__TASK DESCRIPTION__
Make an exact copy of all the data.

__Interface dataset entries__
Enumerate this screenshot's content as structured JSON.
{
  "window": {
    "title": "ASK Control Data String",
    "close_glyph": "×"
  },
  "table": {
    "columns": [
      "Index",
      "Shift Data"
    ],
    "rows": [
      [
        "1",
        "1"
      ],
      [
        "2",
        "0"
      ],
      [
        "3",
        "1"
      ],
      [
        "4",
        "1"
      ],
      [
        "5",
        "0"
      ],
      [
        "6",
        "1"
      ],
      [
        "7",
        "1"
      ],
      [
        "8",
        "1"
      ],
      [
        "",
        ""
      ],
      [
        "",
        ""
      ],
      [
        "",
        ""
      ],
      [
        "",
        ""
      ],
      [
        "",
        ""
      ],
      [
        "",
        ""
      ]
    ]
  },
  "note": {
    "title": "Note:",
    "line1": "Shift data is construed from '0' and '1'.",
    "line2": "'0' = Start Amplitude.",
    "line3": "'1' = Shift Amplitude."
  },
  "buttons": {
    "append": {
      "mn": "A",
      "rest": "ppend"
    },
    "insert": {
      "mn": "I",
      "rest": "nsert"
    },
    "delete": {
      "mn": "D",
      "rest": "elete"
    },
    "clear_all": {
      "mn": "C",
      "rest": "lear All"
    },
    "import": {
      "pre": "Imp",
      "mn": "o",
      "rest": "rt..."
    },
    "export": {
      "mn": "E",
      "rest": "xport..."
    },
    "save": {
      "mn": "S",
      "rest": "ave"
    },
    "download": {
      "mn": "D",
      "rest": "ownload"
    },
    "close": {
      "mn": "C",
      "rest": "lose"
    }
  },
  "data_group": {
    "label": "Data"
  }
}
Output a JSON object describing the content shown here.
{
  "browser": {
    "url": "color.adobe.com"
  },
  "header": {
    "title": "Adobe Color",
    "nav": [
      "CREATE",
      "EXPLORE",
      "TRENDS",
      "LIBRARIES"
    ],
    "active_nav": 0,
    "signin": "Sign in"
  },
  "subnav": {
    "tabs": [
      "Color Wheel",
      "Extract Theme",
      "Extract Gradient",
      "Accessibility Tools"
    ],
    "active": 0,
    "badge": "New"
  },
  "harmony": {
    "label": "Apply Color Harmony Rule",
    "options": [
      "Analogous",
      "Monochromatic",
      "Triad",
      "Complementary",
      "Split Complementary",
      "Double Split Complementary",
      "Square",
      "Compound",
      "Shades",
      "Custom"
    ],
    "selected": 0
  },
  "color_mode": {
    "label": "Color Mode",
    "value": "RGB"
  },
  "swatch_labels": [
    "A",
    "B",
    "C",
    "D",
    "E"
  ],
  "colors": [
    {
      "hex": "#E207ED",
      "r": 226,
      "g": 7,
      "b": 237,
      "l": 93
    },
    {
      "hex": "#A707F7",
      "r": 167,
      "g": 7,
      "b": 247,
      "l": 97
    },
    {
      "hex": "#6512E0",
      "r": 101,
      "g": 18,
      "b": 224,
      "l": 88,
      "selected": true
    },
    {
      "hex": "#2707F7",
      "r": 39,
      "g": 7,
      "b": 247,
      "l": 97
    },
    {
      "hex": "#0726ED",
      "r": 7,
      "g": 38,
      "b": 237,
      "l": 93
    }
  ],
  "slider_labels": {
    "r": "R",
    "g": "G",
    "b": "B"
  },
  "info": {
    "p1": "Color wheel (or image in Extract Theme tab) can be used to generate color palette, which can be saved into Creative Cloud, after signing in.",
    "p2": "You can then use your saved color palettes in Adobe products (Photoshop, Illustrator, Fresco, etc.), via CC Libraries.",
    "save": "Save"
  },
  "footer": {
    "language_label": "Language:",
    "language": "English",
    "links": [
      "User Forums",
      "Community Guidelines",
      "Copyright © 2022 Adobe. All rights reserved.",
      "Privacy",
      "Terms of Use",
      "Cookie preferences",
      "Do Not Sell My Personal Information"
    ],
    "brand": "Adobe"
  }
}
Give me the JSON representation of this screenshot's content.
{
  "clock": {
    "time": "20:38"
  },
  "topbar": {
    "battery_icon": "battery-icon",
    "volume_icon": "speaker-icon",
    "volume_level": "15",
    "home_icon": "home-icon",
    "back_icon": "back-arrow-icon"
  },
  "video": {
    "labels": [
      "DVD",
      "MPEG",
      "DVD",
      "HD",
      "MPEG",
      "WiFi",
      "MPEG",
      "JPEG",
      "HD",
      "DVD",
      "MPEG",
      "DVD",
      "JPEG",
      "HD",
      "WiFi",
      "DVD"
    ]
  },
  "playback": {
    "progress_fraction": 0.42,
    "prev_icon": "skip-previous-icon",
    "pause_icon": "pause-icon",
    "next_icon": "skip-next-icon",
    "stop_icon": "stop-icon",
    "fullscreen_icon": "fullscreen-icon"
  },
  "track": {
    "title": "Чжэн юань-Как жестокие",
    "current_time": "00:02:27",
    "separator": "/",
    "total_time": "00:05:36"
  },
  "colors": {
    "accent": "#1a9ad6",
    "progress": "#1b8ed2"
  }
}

__ANSWER TO THIS EXERCISE__
Enumerate this screenshot's content as structured JSON.
{
  "window": {
    "title": "ASK Control Data String",
    "close_glyph": "×"
  },
  "table": {
    "columns": [
      "Index",
      "Shift Data"
    ],
    "rows": [
      [
        "1",
        "1"
      ],
      [
        "2",
        "0"
      ],
      [
        "3",
        "1"
      ],
      [
        "4",
        "1"
      ],
      [
        "5",
        "0"
      ],
      [
        "6",
        "1"
      ],
      [
        "7",
        "1"
      ],
      [
        "8",
        "1"
      ],
      [
        "",
        ""
      ],
      [
        "",
        ""
      ],
      [
        "",
        ""
      ],
      [
        "",
        ""
      ],
      [
        "",
        ""
      ],
      [
        "",
        ""
      ]
    ]
  },
  "note": {
    "title": "Note:",
    "line1": "Shift data is construed from '0' and '1'.",
    "line2": "'0' = Start Amplitude.",
    "line3": "'1' = Shift Amplitude."
  },
  "buttons": {
    "append": {
      "mn": "A",
      "rest": "ppend"
    },
    "insert": {
      "mn": "I",
      "rest": "nsert"
    },
    "delete": {
      "mn": "D",
      "rest": "elete"
    },
    "clear_all": {
      "mn": "C",
      "rest": "lear All"
    },
    "import": {
      "pre": "Imp",
      "mn": "o",
      "rest": "rt..."
    },
    "export": {
      "mn": "E",
      "rest": "xport..."
    },
    "save": {
      "mn": "S",
      "rest": "ave"
    },
    "download": {
      "mn": "D",
      "rest": "ownload"
    },
    "close": {
      "mn": "C",
      "rest": "lose"
    }
  },
  "data_group": {
    "label": "Data"
  }
}
Output a JSON object describing the content shown here.
{
  "browser": {
    "url": "color.adobe.com"
  },
  "header": {
    "title": "Adobe Color",
    "nav": [
      "CREATE",
      "EXPLORE",
      "TRENDS",
      "LIBRARIES"
    ],
    "active_nav": 0,
    "signin": "Sign in"
  },
  "subnav": {
    "tabs": [
      "Color Wheel",
      "Extract Theme",
      "Extract Gradient",
      "Accessibility Tools"
    ],
    "active": 0,
    "badge": "New"
  },
  "harmony": {
    "label": "Apply Color Harmony Rule",
    "options": [
      "Analogous",
      "Monochromatic",
      "Triad",
      "Complementary",
      "Split Complementary",
      "Double Split Complementary",
      "Square",
      "Compound",
      "Shades",
      "Custom"
    ],
    "selected": 0
  },
  "color_mode": {
    "label": "Color Mode",
    "value": "RGB"
  },
  "swatch_labels": [
    "A",
    "B",
    "C",
    "D",
    "E"
  ],
  "colors": [
    {
      "hex": "#E207ED",
      "r": 226,
      "g": 7,
      "b": 237,
      "l": 93
    },
    {
      "hex": "#A707F7",
      "r": 167,
      "g": 7,
      "b": 247,
      "l": 97
    },
    {
      "hex": "#6512E0",
      "r": 101,
      "g": 18,
      "b": 224,
      "l": 88,
      "selected": true
    },
    {
      "hex": "#2707F7",
      "r": 39,
      "g": 7,
      "b": 247,
      "l": 97
    },
    {
      "hex": "#0726ED",
      "r": 7,
      "g": 38,
      "b": 237,
      "l": 93
    }
  ],
  "slider_labels": {
    "r": "R",
    "g": "G",
    "b": "B"
  },
  "info": {
    "p1": "Color wheel (or image in Extract Theme tab) can be used to generate color palette, which can be saved into Creative Cloud, after signing in.",
    "p2": "You can then use your saved color palettes in Adobe products (Photoshop, Illustrator, Fresco, etc.), via CC Libraries.",
    "save": "Save"
  },
  "footer": {
    "language_label": "Language:",
    "language": "English",
    "links": [
      "User Forums",
      "Community Guidelines",
      "Copyright © 2022 Adobe. All rights reserved.",
      "Privacy",
      "Terms of Use",
      "Cookie preferences",
      "Do Not Sell My Personal Information"
    ],
    "brand": "Adobe"
  }
}
Give me the JSON representation of this screenshot's content.
{
  "clock": {
    "time": "20:38"
  },
  "topbar": {
    "battery_icon": "battery-icon",
    "volume_icon": "speaker-icon",
    "volume_level": "15",
    "home_icon": "home-icon",
    "back_icon": "back-arrow-icon"
  },
  "video": {
    "labels": [
      "DVD",
      "MPEG",
      "DVD",
      "HD",
      "MPEG",
      "WiFi",
      "MPEG",
      "JPEG",
      "HD",
      "DVD",
      "MPEG",
      "DVD",
      "JPEG",
      "HD",
      "WiFi",
      "DVD"
    ]
  },
  "playback": {
    "progress_fraction": 0.42,
    "prev_icon": "skip-previous-icon",
    "pause_icon": "pause-icon",
    "next_icon": "skip-next-icon",
    "stop_icon": "stop-icon",
    "fullscreen_icon": "fullscreen-icon"
  },
  "track": {
    "title": "Чжэн юань-Как жестокие",
    "current_time": "00:02:27",
    "separator": "/",
    "total_time": "00:05:36"
  },
  "colors": {
    "accent": "#1a9ad6",
    "progress": "#1b8ed2"
  }
}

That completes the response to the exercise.